Ivers started at the festival as an intern in 1992 and has worked as an actor and director. During his tenure, he had life-changing experiences.
"I met my wife here, I have a son that was born here," Ivers said Wednesday. "But it's also time to spread my wings a little bit."
In a statement, Fred C. Adams, the festival's founder, called Ivers "a much-loved talent" and said that under Ivers and Vaughn, "the festival has accomplished remarkable things."
Ivers said working alongside Vaughn for the past six years "has been perhaps one of the most synchronistic and joyful working experiences." He called Vaughn "not only a colleague but a profound personal friend. It's amazing that our friendship has weathered that closing working relationship, but it has."
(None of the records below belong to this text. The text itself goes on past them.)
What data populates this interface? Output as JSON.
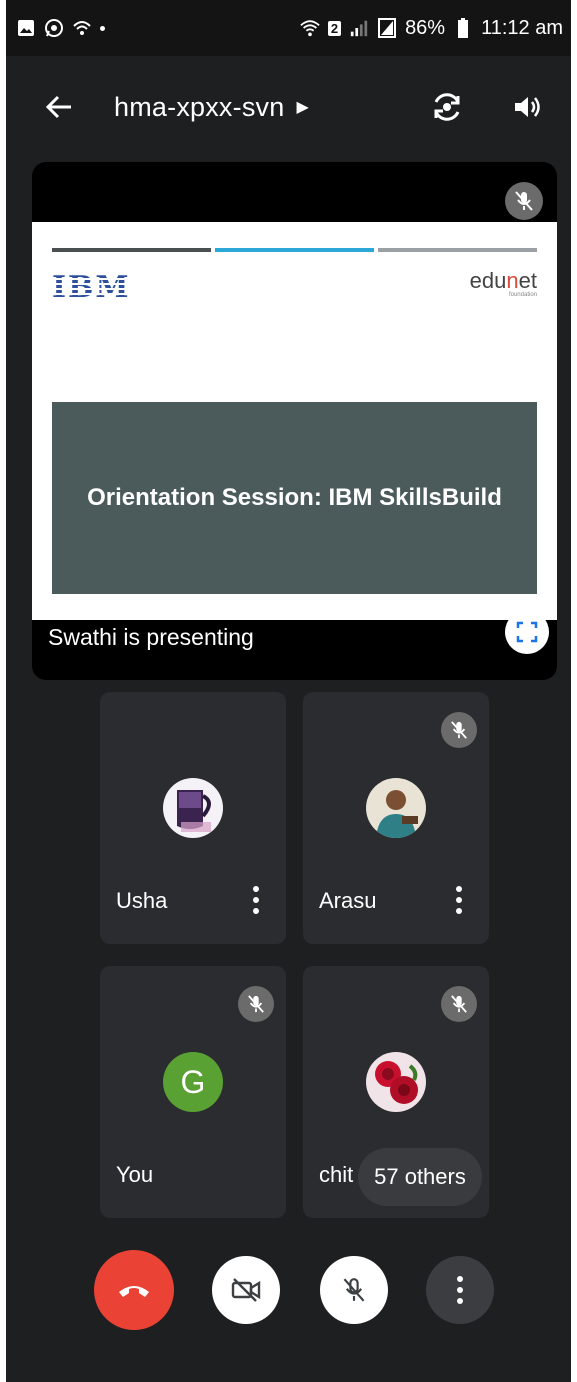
{
  "status_bar": {
    "sim_badge": "2",
    "battery": "86%",
    "time": "11:12 am"
  },
  "top_bar": {
    "meeting_code": "hma-xpxx-svn"
  },
  "presentation": {
    "slide_logo": "IBM",
    "slide_brand_prefix": "edu",
    "slide_brand_accent": "n",
    "slide_brand_suffix": "et",
    "slide_brand_tagline": "foundation",
    "slide_title": "Orientation Session: IBM SkillsBuild",
    "presenting_label": "Swathi is presenting",
    "bar_colors": [
      "#4a4f52",
      "#2ba8d8",
      "#9aa0a3"
    ]
  },
  "participants": [
    {
      "name": "Usha",
      "muted": false
    },
    {
      "name": "Arasu",
      "muted": true
    },
    {
      "name": "You",
      "initial": "G",
      "muted": true
    },
    {
      "name": "chit",
      "muted": true
    }
  ],
  "others_chip": "57 others",
  "colors": {
    "hangup": "#ea4335",
    "avatar_green": "#5aa133",
    "tile_bg": "#2b2c2f"
  }
}
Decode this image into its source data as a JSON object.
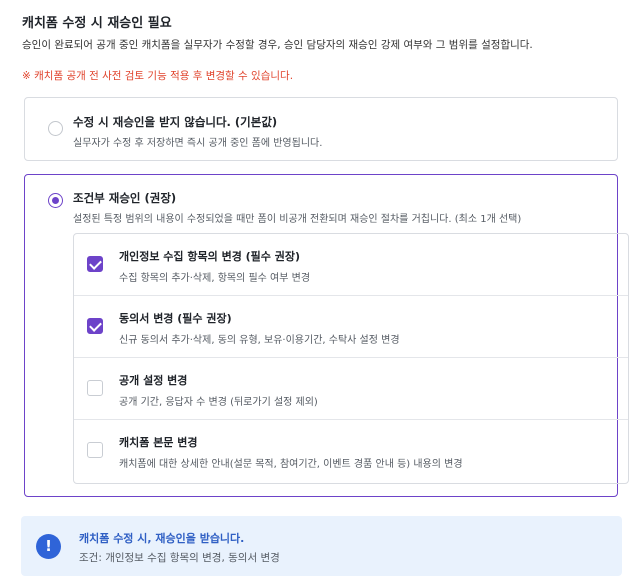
{
  "header": {
    "title": "캐치폼 수정 시 재승인 필요",
    "description": "승인이 완료되어 공개 중인 캐치폼을 실무자가 수정할 경우, 승인 담당자의 재승인 강제 여부와 그 범위를 설정합니다.",
    "notice": "※ 캐치폼 공개 전 사전 검토 기능 적용 후 변경할 수 있습니다."
  },
  "options": [
    {
      "title": "수정 시 재승인을 받지 않습니다. (기본값)",
      "desc": "실무자가 수정 후 저장하면 즉시 공개 중인 폼에 반영됩니다.",
      "selected": false
    },
    {
      "title": "조건부 재승인 (권장)",
      "desc": "설정된 특정 범위의 내용이 수정되었을 때만 폼이 비공개 전환되며 재승인 절차를 거칩니다. (최소 1개 선택)",
      "selected": true,
      "conditions": [
        {
          "title": "개인정보 수집 항목의 변경 (필수 권장)",
          "desc": "수집 항목의 추가·삭제, 항목의 필수 여부 변경",
          "checked": true
        },
        {
          "title": "동의서 변경 (필수 권장)",
          "desc": "신규 동의서 추가·삭제, 동의 유형, 보유·이용기간, 수탁사 설정 변경",
          "checked": true
        },
        {
          "title": "공개 설정 변경",
          "desc": "공개 기간, 응답자 수 변경 (뒤로가기 설정 제외)",
          "checked": false
        },
        {
          "title": "캐치폼 본문 변경",
          "desc": "캐치폼에 대한 상세한 안내(설문 목적, 참여기간, 이벤트 경품 안내 등) 내용의 변경",
          "checked": false
        }
      ]
    }
  ],
  "info": {
    "icon": "!",
    "title": "캐치폼 수정 시, 재승인을 받습니다.",
    "desc": "조건: 개인정보 수집 항목의 변경, 동의서 변경"
  },
  "colors": {
    "accent": "#6d43c9",
    "notice": "#e0442d",
    "info_bg": "#e9f2fd",
    "info_icon": "#2f64d8"
  }
}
The two occasionally disagreed, but "mostly the disagreements have been little ones. They've been things like, 'Should we do this show in this slot or in that slot? Should it be summer or fall?' Rarely has it been, 'We shouldn't do that show at all.' "
Ivers' last day with the festival will be May 16. He will return this summer to direct the world premiere of "How to Fight Loneliness," a new work by playwright and filmmaker Neil LaBute.
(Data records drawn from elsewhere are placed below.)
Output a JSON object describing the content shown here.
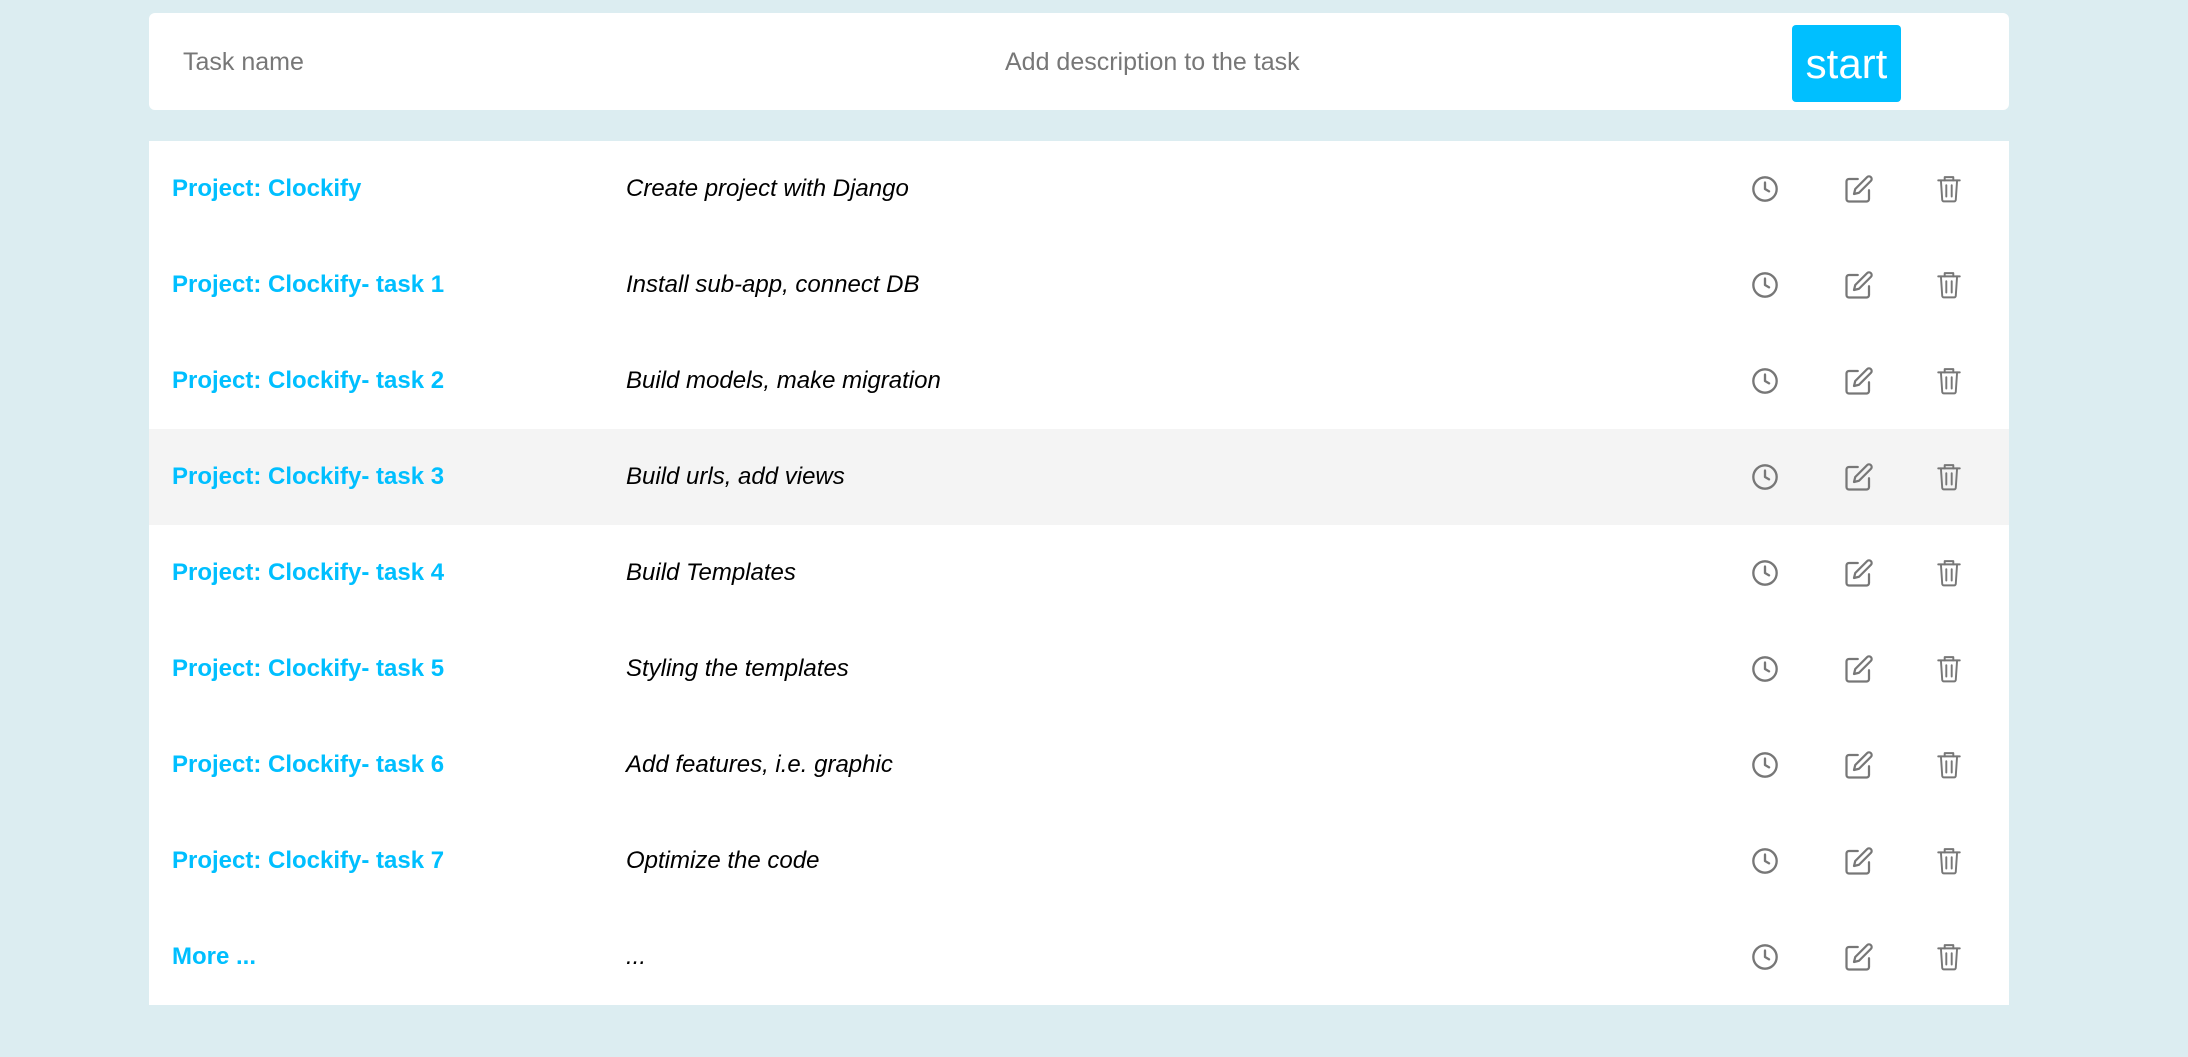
{
  "form": {
    "task_name_placeholder": "Task name",
    "description_placeholder": "Add description to the task",
    "start_label": "start"
  },
  "colors": {
    "accent": "#00bfff",
    "background": "#dcedf1",
    "row_highlight": "#f4f4f4",
    "icon": "#777777"
  },
  "tasks": [
    {
      "project": "Project: Clockify",
      "description": "Create project with Django"
    },
    {
      "project": "Project: Clockify- task 1",
      "description": "Install sub-app, connect DB"
    },
    {
      "project": "Project: Clockify- task 2",
      "description": "Build models, make migration"
    },
    {
      "project": "Project: Clockify- task 3",
      "description": "Build urls, add views",
      "highlighted": true
    },
    {
      "project": "Project: Clockify- task 4",
      "description": "Build Templates"
    },
    {
      "project": "Project: Clockify- task 5",
      "description": "Styling the templates"
    },
    {
      "project": "Project: Clockify- task 6",
      "description": "Add features, i.e. graphic"
    },
    {
      "project": "Project: Clockify- task 7",
      "description": "Optimize the code"
    },
    {
      "project": "More ...",
      "description": "..."
    }
  ],
  "row_icons": [
    "clock-icon",
    "edit-icon",
    "trash-icon"
  ]
}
LaBute's new play is "a deeply personal and relevant, and muscular, play that's both poignant and funny," Ivers said. The three-character play, which LaBute workshopped in Cedar City last year, will debut Aug. 25 in the Eileen and Allen Anes Studio Theatre.
"The fact that [LaBute's] words are going to be spoken on the stage for the first time in rural southern Utah is astonishing," Ivers said.
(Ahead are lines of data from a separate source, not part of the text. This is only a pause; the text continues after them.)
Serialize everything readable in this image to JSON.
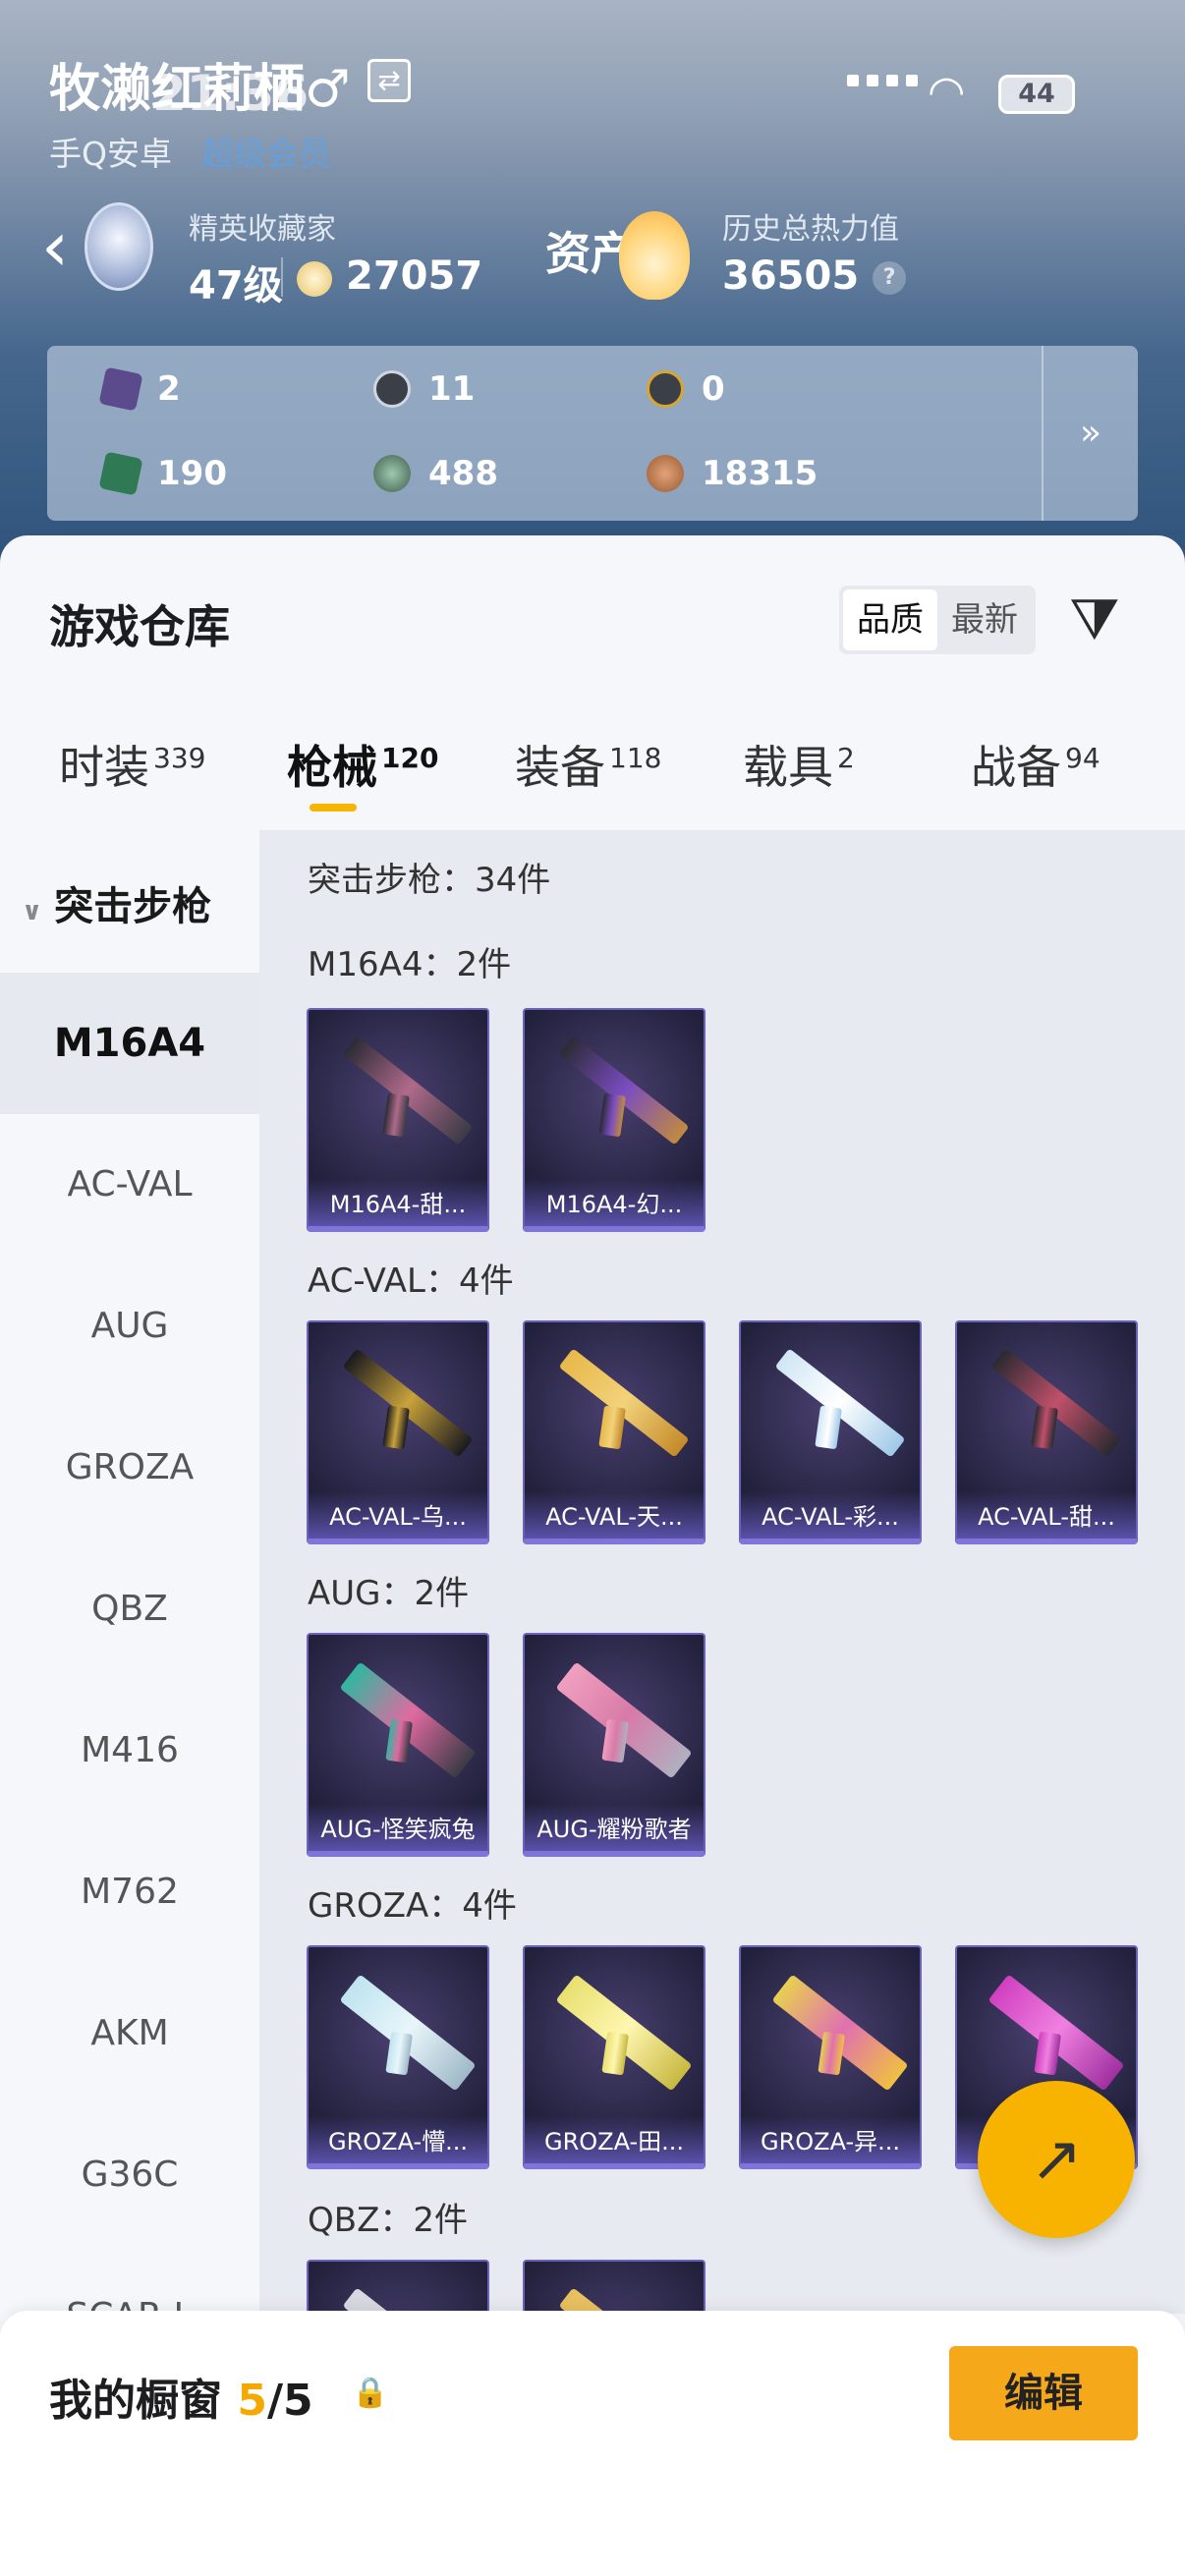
{
  "status": {
    "time": "21:36",
    "battery": "44"
  },
  "profile": {
    "name": "牧濑红莉栖",
    "gender_symbol": "♂",
    "swap_symbol": "⇄",
    "platform": "手Q安卓",
    "platform_note": "超级会员",
    "collector_label": "精英收藏家",
    "level": "47级",
    "points": "27057",
    "assets_label": "资产",
    "heat_label": "历史总热力值",
    "heat_value": "36505",
    "heat_help": "?"
  },
  "stats": [
    {
      "icon": "card-icon",
      "value": "2",
      "color": "#5b4a8c"
    },
    {
      "icon": "s-coin-icon",
      "value": "11",
      "color": "#3a3f48"
    },
    {
      "icon": "gold-coin-icon",
      "value": "0",
      "color": "#d9a531"
    },
    {
      "icon": "green-card-icon",
      "value": "190",
      "color": "#2f7a55"
    },
    {
      "icon": "orb-icon",
      "value": "488",
      "color": "#3d5e4a"
    },
    {
      "icon": "bronze-coin-icon",
      "value": "18315",
      "color": "#9a5a2f"
    }
  ],
  "stats_more": "»",
  "warehouse": {
    "title": "游戏仓库",
    "sort_quality": "品质",
    "sort_latest": "最新",
    "filter_icon": "filter-icon"
  },
  "tabs": [
    {
      "label": "时装",
      "count": "339"
    },
    {
      "label": "枪械",
      "count": "120"
    },
    {
      "label": "装备",
      "count": "118"
    },
    {
      "label": "载具",
      "count": "2"
    },
    {
      "label": "战备",
      "count": "94"
    }
  ],
  "sidebar": {
    "category": "突击步枪",
    "items": [
      "M16A4",
      "AC-VAL",
      "AUG",
      "GROZA",
      "QBZ",
      "M416",
      "M762",
      "AKM",
      "G36C",
      "SCAR-L"
    ]
  },
  "content": {
    "summary": "突击步枪：34件",
    "groups": [
      {
        "title": "M16A4：2件",
        "items": [
          "M16A4-甜...",
          "M16A4-幻..."
        ]
      },
      {
        "title": "AC-VAL：4件",
        "items": [
          "AC-VAL-乌...",
          "AC-VAL-天...",
          "AC-VAL-彩...",
          "AC-VAL-甜..."
        ]
      },
      {
        "title": "AUG：2件",
        "items": [
          "AUG-怪笑疯兔",
          "AUG-耀粉歌者"
        ]
      },
      {
        "title": "GROZA：4件",
        "items": [
          "GROZA-懵...",
          "GROZA-田...",
          "GROZA-异...",
          "G..."
        ]
      },
      {
        "title": "QBZ：2件",
        "items": [
          "",
          ""
        ]
      }
    ]
  },
  "fab_icon": "↗",
  "showcase": {
    "label": "我的橱窗",
    "used": "5",
    "sep": "/",
    "total": "5",
    "lock": "🔒",
    "edit": "编辑"
  }
}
Looking back at his time as co-artistic director, Ivers noted that he and Vaughn extended the festival's run, bridging the 17-week summer season and eight-week fall season. This allowed the festival to offer contracts to its union actors that included a full year of health benefits, he said. The festival was also able to move staff members from part-time to full-time status, which meant they could receive health, retirement and vacation benefits.
Mostly, Ivers said of his time with the festival, "I'm extraordinarily proud of the quality of the work on our stages."
The festival's 56th season runs June 29 to Oct. 21 at Southern Utah University in Cedar City. Along with the new LaBute play, the season includes "Romeo and Juliet," "As You Like It," "Shakespeare in Love," "Guys and Dolls," "A Midsummer Night's Dream," "Treasure Island," "The Tavern" and "William Shakespeare's Long Lost First Play (abridged)."